California State University, Northridge’s Deaf Education and Families Project (DEAF Project) answered some of those questions at a daylong retreat on Oct. 12 at the Marlton School in Los Angeles. “Connected: Celebrating Families” presented workshops and family team-building activities designed for parents of all experience levels.
More than 220 individuals and families of deaf and hard-of-hearing children traveled from across Southern California to learn, play and network. To make the information available to as many families as possible, DEAF Project heavily subsidized the event through sponsorships and grant funding.
“We are thrilled with the turnout at our first, full-day event of this kind,” said Rachel Friedman Narr, project coordinator for DEAF Project and a professor of special education and deaf education at CSUN. “It’s inspiring to see parents from not only throughout Los Angeles, but Ventura, Riverside, San Diego, Bakersfield and Indio, all coming together in support of their deaf and hard-of-hearing children. We hope to make the Connected retreat an annual event, and we look forward to seeing these families at future DEAF Project events and activities.”
One of the goals of the retreat was to encourage families to explore language inclusion and multilingualism as building blocks for solid inter-family relationships, as well as a key component of their child’s overall success.
“We want parents to understand that they don’t have to choose one method of communication,” Friedman Narr said.
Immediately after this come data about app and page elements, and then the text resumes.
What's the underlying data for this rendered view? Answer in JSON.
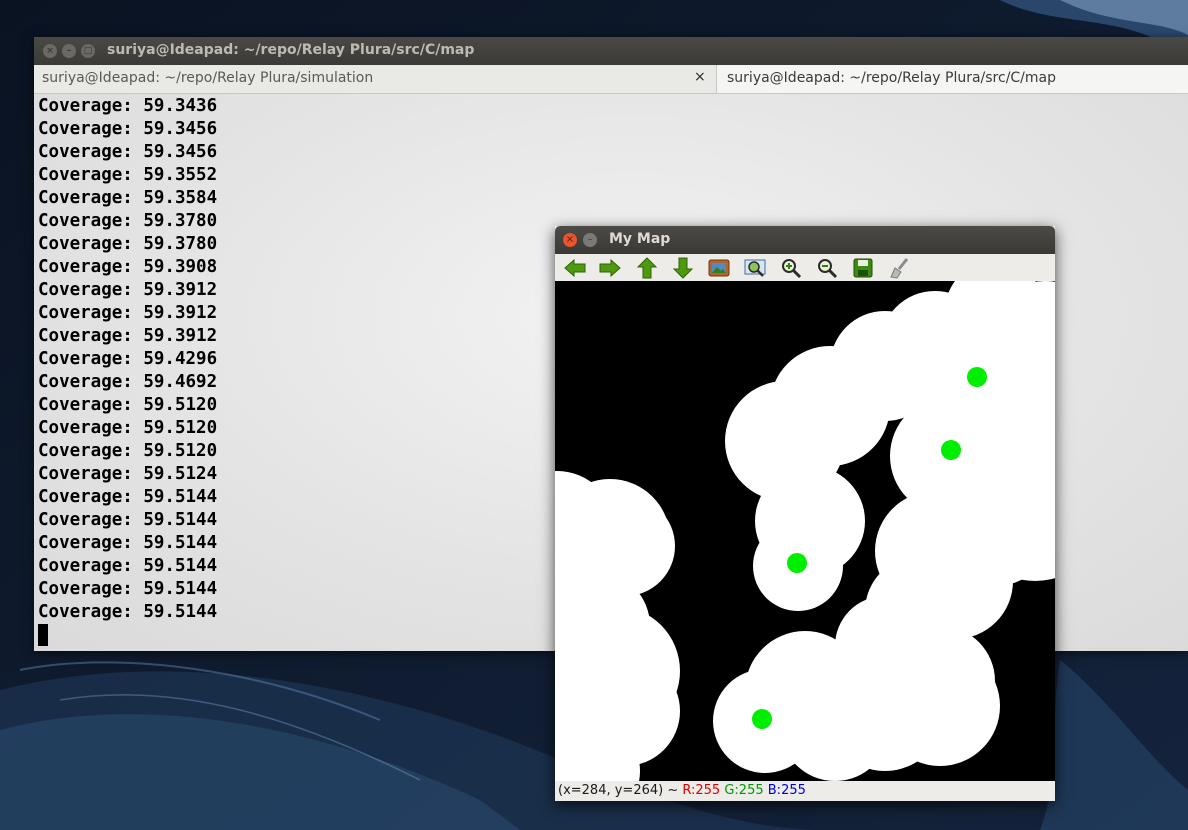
{
  "terminal": {
    "title": "suriya@Ideapad: ~/repo/Relay Plura/src/C/map",
    "tabs": [
      {
        "label": "suriya@Ideapad: ~/repo/Relay Plura/simulation"
      },
      {
        "label": "suriya@Ideapad: ~/repo/Relay Plura/src/C/map"
      }
    ],
    "tab_close_glyph": "×",
    "lines": [
      "Coverage: 59.3436",
      "Coverage: 59.3456",
      "Coverage: 59.3456",
      "Coverage: 59.3552",
      "Coverage: 59.3584",
      "Coverage: 59.3780",
      "Coverage: 59.3780",
      "Coverage: 59.3908",
      "Coverage: 59.3912",
      "Coverage: 59.3912",
      "Coverage: 59.3912",
      "Coverage: 59.4296",
      "Coverage: 59.4692",
      "Coverage: 59.5120",
      "Coverage: 59.5120",
      "Coverage: 59.5120",
      "Coverage: 59.5124",
      "Coverage: 59.5144",
      "Coverage: 59.5144",
      "Coverage: 59.5144",
      "Coverage: 59.5144",
      "Coverage: 59.5144",
      "Coverage: 59.5144"
    ]
  },
  "map_window": {
    "title": "My Map",
    "toolbar_icons": [
      "arrow-left-icon",
      "arrow-right-icon",
      "arrow-up-icon",
      "arrow-down-icon",
      "image-icon",
      "zoom-fit-icon",
      "zoom-in-icon",
      "zoom-out-icon",
      "save-icon",
      "brush-icon"
    ],
    "status": {
      "coords": "(x=284, y=264) ~ ",
      "r": "R:255",
      "g": "G:255",
      "b": "B:255",
      "colors": {
        "r": "#e00000",
        "g": "#009900",
        "b": "#0000dd"
      }
    },
    "colors": {
      "coverage": "#ffffff",
      "background": "#000000",
      "node": "#00ee00"
    }
  }
}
Workshops were presented in spoken English, spoken Spanish and American Sign Language.
Highlights of the retreat were the parent-specific workshops and networking opportunities.
The “Moms Connect” workshop provided a networking space to share ideas and experiences related to raising deaf and hard-of-hearing children. The “For Dads Only!” group, led by two fathers who are deaf, addressed the importance of fathers’ roles in the lives of their children, and participants wore ear plugs at times during the workshop to simulate the deaf experience.
“I saw families from diverse linguistic and cultural backgrounds, who are all united because they have children who are deaf or hard-of-hearing,” said Nancy Grosz Sager, the deaf and hard-of-hearing consultant for the California Department of Education who attended the event.
More than 80 kids were entertained with arts and crafts, relay races, painting, play equipment and pumpkin carving in a supervised children’s program.
CSUN’s Deaf Education And Families Project supports and empowers families with deaf and hard-of-hearing children. To date, the organization has positively impacted more than 1,000 families throughout Southern California.
For more information about DEAF Project, email DEAFProject@csun.edu.